When Los Angeles-based Poetic Kinetics founder Patrick Shearn mentions that the sight of thousands of starlings swooping and swirling in unison in giant waves across the sky is one of his inspirations, it is apparent that this artist uses his profound technical skills to create reminders of nature’s awesome power. Murmuration, a deliciously alliterative word, is the perfect metaphor for Shearn’s site-specific work like Liquid Shard (2016) and Silver Current (2019), a billowing network of shimmering silvery filaments that floated on the wind over historic Custom House Square in New Bedford, Massachusetts in the summer of 2019.
This immersive installation was the keystone element in the kickoff of Summer Winds, a season-long series of exhibitions and programming under the auspices of the newly formed Massachusetts Design Art and Technology Institute (DATMA), a non-collecting museum bringing international artists and performers creating wind-related work throughout the public parks and along the waterfront of downtown New Bedford.
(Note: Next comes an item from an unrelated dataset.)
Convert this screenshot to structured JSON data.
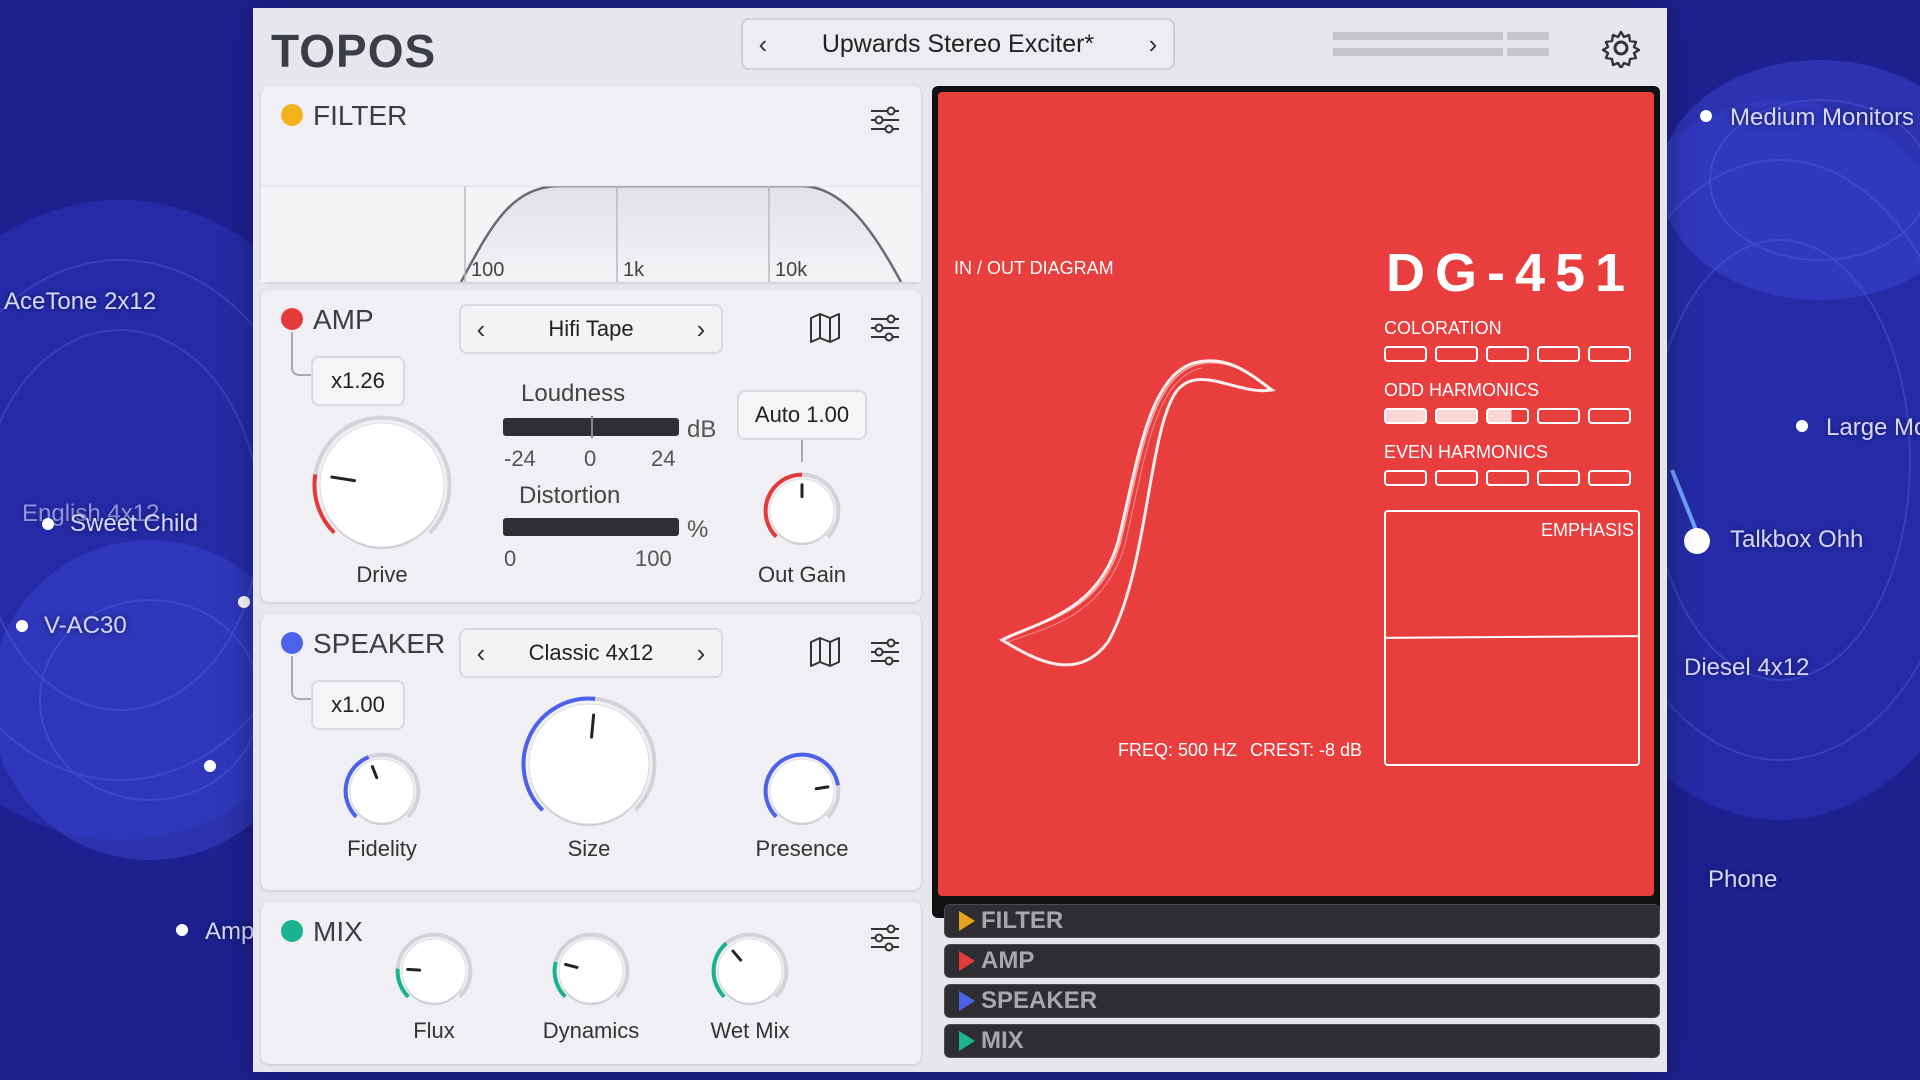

During the 19th century, this city, perched on the south coast of Massachusetts, was one of the most important whaling ports in the world. Still known for its fishing fleet and seafood production-based economy, the city has suffered along with the embattled local fishing industry as it responds to the pressures of an eroding environment, government regulation, and international competition. As a coastal city, it must confront the effects of climate change and come up with solutions or consign itself to eventual extinction. Forward-thinking local advocates believe that investing in new technologies, like wind turbines, may offer a solution. In fact, Massachusetts leads the way in its commitment to the development of renewable offshore wind energy: the New Bedford Marine Commerce Terminal is the first hub in the country designed for the deployment of offshore wind farms.